by Nick Harley

It’s easy for brands to market themselves using social media, but it’s difficult to create a campaign that translates easily across all social media formats. Leave it to the folks over at General Electric to engineer a campaign that spread across Facebook, Twitter, and Tumblr like wildfire. What’s even more impressive is that it only took six seconds to do so.

Using their Vine account, GE introduced the hashtag #6secondscience accompanied by a Vine of a short science experiment that shows what happens when milk, food coloring and dish soap is mixed. According to Business Insider, the video was liked over 130,00 times and revined over 105,000 times. The folks at FIG Advertising praised GE for choosing Vine for the campaign, as the app allows its short videos to easily be shared on other platforms, like Facebook and Twitter.

The success of the milk experiment clip lead to GE launching a #6secondscieneFair campaign on a special Tumblr page solely dedicated to the campaign.

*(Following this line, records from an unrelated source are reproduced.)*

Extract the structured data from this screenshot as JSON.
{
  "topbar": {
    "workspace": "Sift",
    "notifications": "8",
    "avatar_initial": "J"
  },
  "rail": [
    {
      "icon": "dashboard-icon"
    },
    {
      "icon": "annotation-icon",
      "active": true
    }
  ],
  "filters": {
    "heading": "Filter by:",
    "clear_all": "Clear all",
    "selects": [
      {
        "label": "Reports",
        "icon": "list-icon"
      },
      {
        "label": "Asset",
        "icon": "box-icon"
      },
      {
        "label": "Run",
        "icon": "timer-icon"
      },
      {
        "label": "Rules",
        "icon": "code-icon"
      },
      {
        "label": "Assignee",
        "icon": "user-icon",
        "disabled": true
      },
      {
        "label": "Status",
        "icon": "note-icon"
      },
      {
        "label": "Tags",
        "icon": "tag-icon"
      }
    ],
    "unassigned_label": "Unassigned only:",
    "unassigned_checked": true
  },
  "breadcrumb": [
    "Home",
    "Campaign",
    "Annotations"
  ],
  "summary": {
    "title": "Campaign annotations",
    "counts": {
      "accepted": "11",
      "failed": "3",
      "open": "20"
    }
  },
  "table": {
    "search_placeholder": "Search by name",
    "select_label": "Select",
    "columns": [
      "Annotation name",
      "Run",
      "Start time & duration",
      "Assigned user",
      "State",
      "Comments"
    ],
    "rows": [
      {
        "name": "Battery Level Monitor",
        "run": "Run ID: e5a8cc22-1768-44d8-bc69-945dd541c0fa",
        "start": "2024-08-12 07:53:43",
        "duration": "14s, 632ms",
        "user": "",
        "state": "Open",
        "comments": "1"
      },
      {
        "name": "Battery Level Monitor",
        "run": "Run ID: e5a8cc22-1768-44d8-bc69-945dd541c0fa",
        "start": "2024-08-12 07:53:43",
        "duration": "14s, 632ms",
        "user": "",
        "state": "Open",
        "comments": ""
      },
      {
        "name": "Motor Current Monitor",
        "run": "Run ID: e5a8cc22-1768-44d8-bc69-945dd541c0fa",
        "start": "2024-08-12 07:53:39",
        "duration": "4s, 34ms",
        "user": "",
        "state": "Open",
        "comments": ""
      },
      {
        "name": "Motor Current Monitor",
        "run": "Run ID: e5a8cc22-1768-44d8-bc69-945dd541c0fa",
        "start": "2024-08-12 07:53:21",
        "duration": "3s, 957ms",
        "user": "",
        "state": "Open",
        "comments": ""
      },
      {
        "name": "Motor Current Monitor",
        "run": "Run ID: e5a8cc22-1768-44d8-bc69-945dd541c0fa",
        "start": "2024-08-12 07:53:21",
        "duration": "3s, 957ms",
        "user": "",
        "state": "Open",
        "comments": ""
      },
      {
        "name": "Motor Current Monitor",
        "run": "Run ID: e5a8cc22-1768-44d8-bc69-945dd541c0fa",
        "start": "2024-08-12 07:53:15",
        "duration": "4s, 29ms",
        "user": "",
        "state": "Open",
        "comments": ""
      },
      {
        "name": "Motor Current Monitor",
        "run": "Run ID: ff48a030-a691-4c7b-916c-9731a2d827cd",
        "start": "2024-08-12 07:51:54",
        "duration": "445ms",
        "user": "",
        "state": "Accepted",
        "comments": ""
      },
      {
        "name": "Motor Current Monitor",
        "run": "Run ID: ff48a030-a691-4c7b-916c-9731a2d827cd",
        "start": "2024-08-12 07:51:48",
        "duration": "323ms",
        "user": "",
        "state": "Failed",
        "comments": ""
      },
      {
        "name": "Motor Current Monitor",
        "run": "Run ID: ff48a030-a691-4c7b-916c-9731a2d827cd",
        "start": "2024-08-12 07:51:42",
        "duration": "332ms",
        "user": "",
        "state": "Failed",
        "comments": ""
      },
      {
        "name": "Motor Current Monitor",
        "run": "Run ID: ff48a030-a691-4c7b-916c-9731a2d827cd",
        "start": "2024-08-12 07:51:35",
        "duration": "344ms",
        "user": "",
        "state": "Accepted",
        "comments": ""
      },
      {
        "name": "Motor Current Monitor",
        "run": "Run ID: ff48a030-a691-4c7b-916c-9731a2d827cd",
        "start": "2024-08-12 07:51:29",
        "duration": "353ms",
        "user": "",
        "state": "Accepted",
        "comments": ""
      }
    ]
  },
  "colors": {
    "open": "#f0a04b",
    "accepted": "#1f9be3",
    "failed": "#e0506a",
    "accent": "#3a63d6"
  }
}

From August 8, 2013 to August 15, using the tagline “How much science can you fit into six seconds?” GE encouraged users on Facebook, Twitter, and Vine to submit their best six second science experiments, posting the best submissions to their Tumblr page, and sharing, retweeting, and revining on their other respective social media accounts.

Ad Age noted that GE reached out to several Vine celebrities like Rudy Mancuso, Jordan Burt and Jethro Ames to help spread the word on Vine. Also to add relevancy, the digital marketing advisors over at Convince and Convert applauded the timing of campaign’s launch. By unleashing the campaign in mid-August, the campaign took advantage of “a timely back-to-school angle,” and for older users, “the nostalgia of science lessons and the cool factor of revisiting them at home.”

One of the more interesting aspects of the campaign, as Business 2 Community points out, is that the campaign was not a competition, yet was extremely successful, “demonstrating how creative campaigns don’t necessarily need an extensive prize budget if the premise behind the promotion is unique, engaging and fun.” The online science fair had no winner, and no prizes, yet generated over 400 videos. The media also helped spread the word, with everyone from Yahoo! to Mashable posting about the week long event.

“We want to reshare as many as possible,” Katrina Craigwell, digital marketing manager with GE told “It’s not so much us looking for the smartest and best experiments, we want the community to participate with us and we want them to have as much fun as we do. It’s about participating and resharing.” The campaign is just another way that GE is using native advertising on social media sites, like using sponsored stories on Facebook and using their Pintrest page to inspire more experiments.

The #6secondscienefair was undoubtedly a social win for GE, but if I could have improved the campaign, I would have added just a slight competitive element, allowing the best user submitted Vine to be featured in a broadcast television commercial. That would have piqued interest from a less tech-savvy audience. But GE did an incredible job engaging and encouraging customers to put imagination to work, just like their slogan says.


  • Stampler, L. (2013, August 7). GE Is Hosting A 6-Second Science Fair On Vine [THE BRIEF]. Retrieved February 9, 2015, from
  • General Electric Hosts a 6-Second Science Fair on Vine. (2013, August 7). Retrieved February 9, 2015, from
  • Gioglio, J. (2014, January 1). Convince and Convert: Social Media Strategy and Content Marketing Strategy. Retrieved February 9, 2015, from
  • General Electric’s Successful Vine Campaign. (2013, August 21). Retrieved February 9, 2015, from
  • Connor, E. (2013, August 20). GE Wins With #6SecondScience Fair Vine Campaign. Retrieved February 9, 2015, from
  • Lacy, L. (2013, August 13). GE Hosts World’s First Science Fair on Vine. Retrieved February 9, 2015, from